Most Turks cannot see anything positive in the Kurds' achievements in Iraq especially since the PKK, which renounced its cease-fire on June 1 and increased attacks against Turkey, is based in northern Iraq. It is in this context that one can understand the recent allegations that Israel is pushing the cause of Kurdish independence in northern Iraq. The Turks now feel as worried as Israel would if it heard that Turkey was making inroads among Hezbullah toward forming a Shi'ite state in southern Lebanon.
Thus Israel's task today vis-a-vis Ankara is momentous. As a result of its concern over Kurdish nationalism, Jerusalem seems to have lost the confidence of many of its best friends in Ankara - the secular Turks, including parts of the military which remembers the fight against the PKK that cost Turkey over 30,000 casualties.
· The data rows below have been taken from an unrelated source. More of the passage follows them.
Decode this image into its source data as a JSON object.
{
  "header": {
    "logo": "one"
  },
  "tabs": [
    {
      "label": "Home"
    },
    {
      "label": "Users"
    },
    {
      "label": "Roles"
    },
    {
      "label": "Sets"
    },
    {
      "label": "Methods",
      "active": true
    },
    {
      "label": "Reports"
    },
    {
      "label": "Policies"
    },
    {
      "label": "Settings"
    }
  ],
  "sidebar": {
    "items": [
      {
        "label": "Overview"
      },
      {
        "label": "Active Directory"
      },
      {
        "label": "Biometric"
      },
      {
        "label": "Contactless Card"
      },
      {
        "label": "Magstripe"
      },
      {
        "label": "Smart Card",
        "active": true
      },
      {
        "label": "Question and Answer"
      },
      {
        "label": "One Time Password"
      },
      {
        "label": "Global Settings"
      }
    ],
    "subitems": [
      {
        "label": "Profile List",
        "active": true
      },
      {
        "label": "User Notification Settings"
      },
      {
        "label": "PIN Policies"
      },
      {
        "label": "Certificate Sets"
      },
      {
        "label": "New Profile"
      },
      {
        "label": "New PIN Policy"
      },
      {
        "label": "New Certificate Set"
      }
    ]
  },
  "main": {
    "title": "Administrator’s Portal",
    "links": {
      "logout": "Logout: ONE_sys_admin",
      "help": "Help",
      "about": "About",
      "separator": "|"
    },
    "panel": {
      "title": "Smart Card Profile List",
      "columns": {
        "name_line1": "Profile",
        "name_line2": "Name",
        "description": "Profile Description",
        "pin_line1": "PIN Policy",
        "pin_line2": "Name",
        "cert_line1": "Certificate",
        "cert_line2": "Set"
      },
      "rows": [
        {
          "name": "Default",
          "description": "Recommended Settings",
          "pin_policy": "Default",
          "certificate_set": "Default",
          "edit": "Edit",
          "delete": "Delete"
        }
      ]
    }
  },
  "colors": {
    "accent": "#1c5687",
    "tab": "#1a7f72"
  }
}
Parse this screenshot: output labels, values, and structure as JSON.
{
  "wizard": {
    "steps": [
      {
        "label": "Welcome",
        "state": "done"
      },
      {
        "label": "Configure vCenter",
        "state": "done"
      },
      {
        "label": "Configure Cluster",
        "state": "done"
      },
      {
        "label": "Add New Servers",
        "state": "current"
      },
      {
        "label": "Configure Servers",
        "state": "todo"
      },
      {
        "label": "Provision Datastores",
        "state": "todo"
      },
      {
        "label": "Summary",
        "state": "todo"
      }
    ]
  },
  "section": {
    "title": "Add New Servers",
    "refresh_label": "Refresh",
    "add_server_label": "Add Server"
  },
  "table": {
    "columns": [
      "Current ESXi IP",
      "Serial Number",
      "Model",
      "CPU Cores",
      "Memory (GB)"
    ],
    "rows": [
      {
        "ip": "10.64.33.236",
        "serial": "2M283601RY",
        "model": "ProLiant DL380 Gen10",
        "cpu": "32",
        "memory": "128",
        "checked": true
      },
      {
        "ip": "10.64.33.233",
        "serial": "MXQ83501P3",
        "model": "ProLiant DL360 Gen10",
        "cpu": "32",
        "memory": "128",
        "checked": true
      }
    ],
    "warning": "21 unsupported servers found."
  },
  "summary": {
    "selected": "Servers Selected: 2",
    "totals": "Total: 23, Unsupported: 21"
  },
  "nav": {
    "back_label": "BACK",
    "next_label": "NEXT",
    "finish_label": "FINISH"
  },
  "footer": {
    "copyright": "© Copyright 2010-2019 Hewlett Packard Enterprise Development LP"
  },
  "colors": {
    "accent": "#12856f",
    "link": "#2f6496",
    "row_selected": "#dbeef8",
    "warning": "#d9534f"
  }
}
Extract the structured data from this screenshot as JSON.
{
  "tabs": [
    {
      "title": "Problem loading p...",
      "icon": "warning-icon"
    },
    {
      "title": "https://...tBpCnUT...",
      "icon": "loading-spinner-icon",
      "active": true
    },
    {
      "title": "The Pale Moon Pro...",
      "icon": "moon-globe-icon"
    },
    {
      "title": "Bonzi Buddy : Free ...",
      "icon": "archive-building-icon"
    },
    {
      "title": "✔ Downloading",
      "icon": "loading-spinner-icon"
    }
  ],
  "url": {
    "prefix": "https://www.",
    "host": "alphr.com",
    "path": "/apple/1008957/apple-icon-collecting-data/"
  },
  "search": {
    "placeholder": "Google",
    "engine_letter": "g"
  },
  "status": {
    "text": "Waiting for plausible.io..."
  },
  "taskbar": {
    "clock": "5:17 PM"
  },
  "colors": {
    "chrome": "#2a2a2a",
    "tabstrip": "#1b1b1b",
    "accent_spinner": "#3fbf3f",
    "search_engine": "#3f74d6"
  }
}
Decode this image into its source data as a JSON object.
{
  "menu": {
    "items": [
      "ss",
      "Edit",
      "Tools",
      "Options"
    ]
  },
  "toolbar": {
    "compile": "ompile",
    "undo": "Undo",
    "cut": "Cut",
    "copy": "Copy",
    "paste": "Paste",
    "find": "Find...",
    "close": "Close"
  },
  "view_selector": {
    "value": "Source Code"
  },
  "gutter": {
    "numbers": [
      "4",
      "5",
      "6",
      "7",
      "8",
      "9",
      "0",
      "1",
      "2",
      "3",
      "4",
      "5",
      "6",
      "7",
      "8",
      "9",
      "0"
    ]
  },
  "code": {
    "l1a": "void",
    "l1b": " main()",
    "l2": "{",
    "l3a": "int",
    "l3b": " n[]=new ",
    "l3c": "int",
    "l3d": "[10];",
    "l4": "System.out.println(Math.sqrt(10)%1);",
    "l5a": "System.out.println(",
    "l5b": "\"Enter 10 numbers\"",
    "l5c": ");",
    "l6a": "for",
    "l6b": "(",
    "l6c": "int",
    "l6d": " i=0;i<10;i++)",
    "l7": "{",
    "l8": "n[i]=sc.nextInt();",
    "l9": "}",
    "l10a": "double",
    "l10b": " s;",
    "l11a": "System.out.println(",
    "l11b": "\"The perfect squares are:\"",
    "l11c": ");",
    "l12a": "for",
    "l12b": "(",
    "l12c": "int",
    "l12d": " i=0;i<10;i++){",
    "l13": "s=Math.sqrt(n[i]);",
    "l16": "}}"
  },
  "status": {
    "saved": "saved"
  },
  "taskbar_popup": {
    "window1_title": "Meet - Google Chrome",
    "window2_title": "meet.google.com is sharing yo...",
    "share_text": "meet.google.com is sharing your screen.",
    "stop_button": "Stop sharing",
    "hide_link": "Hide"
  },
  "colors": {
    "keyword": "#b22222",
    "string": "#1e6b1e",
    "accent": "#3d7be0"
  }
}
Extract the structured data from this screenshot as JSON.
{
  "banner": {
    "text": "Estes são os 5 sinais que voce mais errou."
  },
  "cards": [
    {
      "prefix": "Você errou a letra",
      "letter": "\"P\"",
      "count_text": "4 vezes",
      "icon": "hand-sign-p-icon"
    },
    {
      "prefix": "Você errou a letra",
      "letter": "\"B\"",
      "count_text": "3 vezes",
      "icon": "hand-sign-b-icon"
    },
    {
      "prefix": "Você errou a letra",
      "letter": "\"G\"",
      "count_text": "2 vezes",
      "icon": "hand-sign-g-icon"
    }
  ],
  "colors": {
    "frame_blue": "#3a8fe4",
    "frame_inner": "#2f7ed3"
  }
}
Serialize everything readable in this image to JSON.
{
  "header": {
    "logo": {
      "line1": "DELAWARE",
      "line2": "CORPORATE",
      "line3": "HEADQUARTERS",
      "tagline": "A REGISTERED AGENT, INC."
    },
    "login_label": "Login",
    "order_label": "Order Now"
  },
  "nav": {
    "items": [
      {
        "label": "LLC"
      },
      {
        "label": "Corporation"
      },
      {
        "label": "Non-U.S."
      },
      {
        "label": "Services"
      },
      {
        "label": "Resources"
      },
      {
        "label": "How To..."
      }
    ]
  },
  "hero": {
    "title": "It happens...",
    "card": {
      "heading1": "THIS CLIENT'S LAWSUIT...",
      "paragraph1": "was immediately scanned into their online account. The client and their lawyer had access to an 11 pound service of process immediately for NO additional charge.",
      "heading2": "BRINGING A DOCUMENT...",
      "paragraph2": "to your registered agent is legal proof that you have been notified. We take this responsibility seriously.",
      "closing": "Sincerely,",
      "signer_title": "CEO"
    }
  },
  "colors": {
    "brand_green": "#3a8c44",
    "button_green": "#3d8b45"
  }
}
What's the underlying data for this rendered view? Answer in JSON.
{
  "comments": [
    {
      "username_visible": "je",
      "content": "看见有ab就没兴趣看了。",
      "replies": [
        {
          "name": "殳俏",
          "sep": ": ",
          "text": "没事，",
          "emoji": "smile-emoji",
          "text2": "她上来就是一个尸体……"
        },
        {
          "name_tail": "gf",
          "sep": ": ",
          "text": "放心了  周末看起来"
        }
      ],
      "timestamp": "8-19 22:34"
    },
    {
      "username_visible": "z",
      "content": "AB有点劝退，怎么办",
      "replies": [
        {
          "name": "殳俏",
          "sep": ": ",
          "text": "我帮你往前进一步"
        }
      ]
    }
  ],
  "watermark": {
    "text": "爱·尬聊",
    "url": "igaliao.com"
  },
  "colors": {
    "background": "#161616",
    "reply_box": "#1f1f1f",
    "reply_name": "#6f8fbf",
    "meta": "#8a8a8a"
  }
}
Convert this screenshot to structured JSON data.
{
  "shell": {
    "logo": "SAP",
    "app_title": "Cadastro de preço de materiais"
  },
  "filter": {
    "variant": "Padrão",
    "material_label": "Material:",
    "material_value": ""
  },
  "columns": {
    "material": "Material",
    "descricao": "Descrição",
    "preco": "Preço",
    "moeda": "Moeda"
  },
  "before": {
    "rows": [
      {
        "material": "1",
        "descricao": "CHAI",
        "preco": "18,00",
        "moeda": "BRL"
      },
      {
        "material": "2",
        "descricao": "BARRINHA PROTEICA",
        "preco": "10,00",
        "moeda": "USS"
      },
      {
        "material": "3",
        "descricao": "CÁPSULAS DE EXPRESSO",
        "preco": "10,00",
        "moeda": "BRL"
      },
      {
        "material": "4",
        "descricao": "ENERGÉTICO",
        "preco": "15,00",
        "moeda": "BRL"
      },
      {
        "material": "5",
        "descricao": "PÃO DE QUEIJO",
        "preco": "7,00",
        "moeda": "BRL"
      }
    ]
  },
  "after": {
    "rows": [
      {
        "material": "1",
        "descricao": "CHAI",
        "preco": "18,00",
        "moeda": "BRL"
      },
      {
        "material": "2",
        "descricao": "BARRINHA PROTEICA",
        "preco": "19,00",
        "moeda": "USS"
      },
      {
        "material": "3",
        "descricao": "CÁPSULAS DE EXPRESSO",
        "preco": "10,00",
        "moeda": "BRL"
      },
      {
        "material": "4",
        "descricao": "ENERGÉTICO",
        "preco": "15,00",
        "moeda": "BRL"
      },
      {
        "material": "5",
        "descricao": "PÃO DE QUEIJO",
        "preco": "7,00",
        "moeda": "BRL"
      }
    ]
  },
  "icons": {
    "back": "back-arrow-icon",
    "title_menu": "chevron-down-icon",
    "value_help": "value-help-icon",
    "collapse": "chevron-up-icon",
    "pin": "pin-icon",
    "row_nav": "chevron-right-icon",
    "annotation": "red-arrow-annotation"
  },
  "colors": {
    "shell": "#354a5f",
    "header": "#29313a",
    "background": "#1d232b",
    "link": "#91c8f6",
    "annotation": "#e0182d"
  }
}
The liberal foreign policy elite in Ankara has its own reason to stay away from Israel. They believe that Turkey has a solid chance of getting into the EU, following the EU's December 2002 promise of Turkey's membership provided Ankara fulfills Brussels' expectations before December 2004. This perception has turned pro-EU orientation into their overriding policy, and this explains why Turkey's position today on a range of issues - from Iran's nuclearization to the Greater Middle East Initiative and the Arab-Israeli conflict - overlaps with that of Brussels.
While Israel's allies are mostly quiet about Turkey's relationship with Jerusalem, the governing Justice and Development Party - a conservative democratic movement rooted in Turkey's banned Islamist Welfare Party - is taking advantage of this development to adopt an increasingly critical tone toward Jerusalem. This explains why Turkey's position on Israel occasionally goes even beyond the European position.
If these developments are indicators of things to come, then the more Turkey's pro-EU secular elites curry favor with Brussels, criticize Israel's policies in the Palestinian territories, or remain lukewarm toward Jerusalem over the Kurdish issue, the more pro-AKP conservatives and Islamists will take cover under these issues to attack Israel. If not addressed properly, these developments have the potential of destroying the sympathy of the Turkish public toward Israel, and even undermining the Turkish-Israeli relationship.
How can Israel overcome this conundrum?
In the eyes of many Turks, Israel is guilty until proven innocent when it comes to its alleged involvement with the Iraqi Kurds. Hence, Jerusalem ought to implement policies to convince the Turks that it is not supporting Kurdish independence, and that its vision regarding Iraq's future is not at odds with that of Ankara. Toward this end, Israel should be transparent in sharing its plans with the Turkish public vis-a-vis the Iraqi Kurds. Jerusalem should also consider harmonizing its strategy over northern Iraq with Ankara.
Israel's goal should be convincing the Turks that it would not sacrifice its vital relationship with Turkey, a powerful nation of 70 million inhabitants, for the sake of its ties with four million Iraqi Kurds. By working together with Turkey on the Kurdish issue, Jerusalem could win back the strong nationalist constituency in Ankara.
If Israel were thus to take the first step, the AKP government would be in a position to take the next step. The alternative to allaying Turkish fears over northern Iraq is a possible deterioration of the Turkish-Israeli relationship to unprecedented levels. Today, Jerusalem has all the reasons to turn back the wheel in that relationship.
The writer is the director of the Turkish Research Program at The Washington Institute for Near East Policy.